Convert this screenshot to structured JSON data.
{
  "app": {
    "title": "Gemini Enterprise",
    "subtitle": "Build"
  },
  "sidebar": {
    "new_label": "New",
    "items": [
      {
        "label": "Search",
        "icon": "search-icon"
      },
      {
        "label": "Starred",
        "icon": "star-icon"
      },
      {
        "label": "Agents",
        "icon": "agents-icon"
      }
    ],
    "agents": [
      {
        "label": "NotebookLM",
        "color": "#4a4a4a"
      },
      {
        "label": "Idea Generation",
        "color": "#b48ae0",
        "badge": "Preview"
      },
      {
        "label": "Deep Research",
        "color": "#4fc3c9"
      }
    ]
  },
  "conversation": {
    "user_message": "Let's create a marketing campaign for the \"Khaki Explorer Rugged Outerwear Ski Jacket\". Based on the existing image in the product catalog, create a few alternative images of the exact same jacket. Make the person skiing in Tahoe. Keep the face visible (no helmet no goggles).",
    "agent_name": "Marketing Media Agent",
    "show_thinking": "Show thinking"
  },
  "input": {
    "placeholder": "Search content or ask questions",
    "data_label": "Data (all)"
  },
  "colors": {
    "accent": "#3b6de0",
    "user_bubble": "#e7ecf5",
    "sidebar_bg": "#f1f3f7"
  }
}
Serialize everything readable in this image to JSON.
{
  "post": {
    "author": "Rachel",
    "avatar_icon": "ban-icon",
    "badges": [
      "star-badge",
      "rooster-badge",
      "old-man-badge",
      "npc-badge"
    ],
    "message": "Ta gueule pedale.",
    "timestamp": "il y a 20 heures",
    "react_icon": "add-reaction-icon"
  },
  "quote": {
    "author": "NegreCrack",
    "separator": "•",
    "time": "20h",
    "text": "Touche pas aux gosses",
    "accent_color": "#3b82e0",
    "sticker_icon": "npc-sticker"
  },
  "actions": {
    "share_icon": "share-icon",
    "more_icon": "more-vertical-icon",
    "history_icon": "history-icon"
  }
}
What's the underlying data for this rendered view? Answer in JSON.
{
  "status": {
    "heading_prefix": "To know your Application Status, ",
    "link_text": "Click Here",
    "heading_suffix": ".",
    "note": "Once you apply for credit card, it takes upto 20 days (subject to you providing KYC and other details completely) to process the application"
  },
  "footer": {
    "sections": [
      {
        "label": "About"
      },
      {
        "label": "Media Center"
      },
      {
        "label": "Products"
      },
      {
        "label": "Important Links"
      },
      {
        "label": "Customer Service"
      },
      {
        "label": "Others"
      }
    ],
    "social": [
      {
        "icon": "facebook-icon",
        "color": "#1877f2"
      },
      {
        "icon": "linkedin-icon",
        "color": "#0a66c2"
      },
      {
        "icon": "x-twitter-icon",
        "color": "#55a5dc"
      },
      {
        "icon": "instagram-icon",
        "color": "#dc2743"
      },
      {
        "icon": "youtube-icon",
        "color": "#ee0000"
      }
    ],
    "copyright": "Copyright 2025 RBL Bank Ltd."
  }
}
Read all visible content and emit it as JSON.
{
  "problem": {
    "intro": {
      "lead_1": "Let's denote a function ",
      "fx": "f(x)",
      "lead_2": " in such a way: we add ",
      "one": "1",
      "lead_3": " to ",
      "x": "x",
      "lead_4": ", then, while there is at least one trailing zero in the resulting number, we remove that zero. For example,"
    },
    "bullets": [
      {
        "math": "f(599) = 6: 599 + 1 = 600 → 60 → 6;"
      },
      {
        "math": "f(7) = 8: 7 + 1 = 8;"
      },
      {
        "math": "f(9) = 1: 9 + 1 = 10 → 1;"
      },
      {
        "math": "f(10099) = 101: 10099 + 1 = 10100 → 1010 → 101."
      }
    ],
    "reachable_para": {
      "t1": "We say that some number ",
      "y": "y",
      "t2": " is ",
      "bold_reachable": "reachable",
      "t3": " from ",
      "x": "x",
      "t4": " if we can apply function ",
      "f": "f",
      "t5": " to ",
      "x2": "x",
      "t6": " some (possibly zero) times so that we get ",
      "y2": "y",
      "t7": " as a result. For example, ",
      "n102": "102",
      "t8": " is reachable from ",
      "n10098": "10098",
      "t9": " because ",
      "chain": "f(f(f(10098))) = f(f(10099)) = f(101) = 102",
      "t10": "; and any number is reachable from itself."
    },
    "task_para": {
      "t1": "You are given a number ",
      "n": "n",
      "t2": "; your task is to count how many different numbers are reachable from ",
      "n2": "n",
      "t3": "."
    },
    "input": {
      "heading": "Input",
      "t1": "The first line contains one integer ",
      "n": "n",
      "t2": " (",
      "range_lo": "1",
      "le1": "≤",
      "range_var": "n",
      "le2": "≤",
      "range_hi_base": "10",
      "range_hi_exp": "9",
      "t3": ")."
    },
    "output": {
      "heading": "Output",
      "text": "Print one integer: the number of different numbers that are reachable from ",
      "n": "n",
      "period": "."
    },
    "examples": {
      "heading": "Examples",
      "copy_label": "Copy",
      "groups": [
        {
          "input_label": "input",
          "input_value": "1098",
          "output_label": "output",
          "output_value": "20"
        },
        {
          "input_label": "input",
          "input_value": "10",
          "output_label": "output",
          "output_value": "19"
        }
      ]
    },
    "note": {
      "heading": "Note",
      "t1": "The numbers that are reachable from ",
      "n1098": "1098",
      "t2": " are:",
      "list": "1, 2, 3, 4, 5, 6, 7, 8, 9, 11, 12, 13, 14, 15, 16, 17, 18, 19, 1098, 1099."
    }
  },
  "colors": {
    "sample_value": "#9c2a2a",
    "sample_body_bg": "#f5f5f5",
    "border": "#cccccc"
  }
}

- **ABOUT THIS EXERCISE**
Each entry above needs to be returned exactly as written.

- **FINISHED TASK**
Convert this screenshot to structured JSON data.
{
  "app": {
    "title": "Gemini Enterprise",
    "subtitle": "Build"
  },
  "sidebar": {
    "new_label": "New",
    "items": [
      {
        "label": "Search",
        "icon": "search-icon"
      },
      {
        "label": "Starred",
        "icon": "star-icon"
      },
      {
        "label": "Agents",
        "icon": "agents-icon"
      }
    ],
    "agents": [
      {
        "label": "NotebookLM",
        "color": "#4a4a4a"
      },
      {
        "label": "Idea Generation",
        "color": "#b48ae0",
        "badge": "Preview"
      },
      {
        "label": "Deep Research",
        "color": "#4fc3c9"
      }
    ]
  },
  "conversation": {
    "user_message": "Let's create a marketing campaign for the \"Khaki Explorer Rugged Outerwear Ski Jacket\". Based on the existing image in the product catalog, create a few alternative images of the exact same jacket. Make the person skiing in Tahoe. Keep the face visible (no helmet no goggles).",
    "agent_name": "Marketing Media Agent",
    "show_thinking": "Show thinking"
  },
  "input": {
    "placeholder": "Search content or ask questions",
    "data_label": "Data (all)"
  },
  "colors": {
    "accent": "#3b6de0",
    "user_bubble": "#e7ecf5",
    "sidebar_bg": "#f1f3f7"
  }
}
Serialize everything readable in this image to JSON.
{
  "post": {
    "author": "Rachel",
    "avatar_icon": "ban-icon",
    "badges": [
      "star-badge",
      "rooster-badge",
      "old-man-badge",
      "npc-badge"
    ],
    "message": "Ta gueule pedale.",
    "timestamp": "il y a 20 heures",
    "react_icon": "add-reaction-icon"
  },
  "quote": {
    "author": "NegreCrack",
    "separator": "•",
    "time": "20h",
    "text": "Touche pas aux gosses",
    "accent_color": "#3b82e0",
    "sticker_icon": "npc-sticker"
  },
  "actions": {
    "share_icon": "share-icon",
    "more_icon": "more-vertical-icon",
    "history_icon": "history-icon"
  }
}
What's the underlying data for this rendered view? Answer in JSON.
{
  "status": {
    "heading_prefix": "To know your Application Status, ",
    "link_text": "Click Here",
    "heading_suffix": ".",
    "note": "Once you apply for credit card, it takes upto 20 days (subject to you providing KYC and other details completely) to process the application"
  },
  "footer": {
    "sections": [
      {
        "label": "About"
      },
      {
        "label": "Media Center"
      },
      {
        "label": "Products"
      },
      {
        "label": "Important Links"
      },
      {
        "label": "Customer Service"
      },
      {
        "label": "Others"
      }
    ],
    "social": [
      {
        "icon": "facebook-icon",
        "color": "#1877f2"
      },
      {
        "icon": "linkedin-icon",
        "color": "#0a66c2"
      },
      {
        "icon": "x-twitter-icon",
        "color": "#55a5dc"
      },
      {
        "icon": "instagram-icon",
        "color": "#dc2743"
      },
      {
        "icon": "youtube-icon",
        "color": "#ee0000"
      }
    ],
    "copyright": "Copyright 2025 RBL Bank Ltd."
  }
}
Read all visible content and emit it as JSON.
{
  "problem": {
    "intro": {
      "lead_1": "Let's denote a function ",
      "fx": "f(x)",
      "lead_2": " in such a way: we add ",
      "one": "1",
      "lead_3": " to ",
      "x": "x",
      "lead_4": ", then, while there is at least one trailing zero in the resulting number, we remove that zero. For example,"
    },
    "bullets": [
      {
        "math": "f(599) = 6: 599 + 1 = 600 → 60 → 6;"
      },
      {
        "math": "f(7) = 8: 7 + 1 = 8;"
      },
      {
        "math": "f(9) = 1: 9 + 1 = 10 → 1;"
      },
      {
        "math": "f(10099) = 101: 10099 + 1 = 10100 → 1010 → 101."
      }
    ],
    "reachable_para": {
      "t1": "We say that some number ",
      "y": "y",
      "t2": " is ",
      "bold_reachable": "reachable",
      "t3": " from ",
      "x": "x",
      "t4": " if we can apply function ",
      "f": "f",
      "t5": " to ",
      "x2": "x",
      "t6": " some (possibly zero) times so that we get ",
      "y2": "y",
      "t7": " as a result. For example, ",
      "n102": "102",
      "t8": " is reachable from ",
      "n10098": "10098",
      "t9": " because ",
      "chain": "f(f(f(10098))) = f(f(10099)) = f(101) = 102",
      "t10": "; and any number is reachable from itself."
    },
    "task_para": {
      "t1": "You are given a number ",
      "n": "n",
      "t2": "; your task is to count how many different numbers are reachable from ",
      "n2": "n",
      "t3": "."
    },
    "input": {
      "heading": "Input",
      "t1": "The first line contains one integer ",
      "n": "n",
      "t2": " (",
      "range_lo": "1",
      "le1": "≤",
      "range_var": "n",
      "le2": "≤",
      "range_hi_base": "10",
      "range_hi_exp": "9",
      "t3": ")."
    },
    "output": {
      "heading": "Output",
      "text": "Print one integer: the number of different numbers that are reachable from ",
      "n": "n",
      "period": "."
    },
    "examples": {
      "heading": "Examples",
      "copy_label": "Copy",
      "groups": [
        {
          "input_label": "input",
          "input_value": "1098",
          "output_label": "output",
          "output_value": "20"
        },
        {
          "input_label": "input",
          "input_value": "10",
          "output_label": "output",
          "output_value": "19"
        }
      ]
    },
    "note": {
      "heading": "Note",
      "t1": "The numbers that are reachable from ",
      "n1098": "1098",
      "t2": " are:",
      "list": "1, 2, 3, 4, 5, 6, 7, 8, 9, 11, 12, 13, 14, 15, 16, 17, 18, 19, 1098, 1099."
    }
  },
  "colors": {
    "sample_value": "#9c2a2a",
    "sample_body_bg": "#f5f5f5",
    "border": "#cccccc"
  }
}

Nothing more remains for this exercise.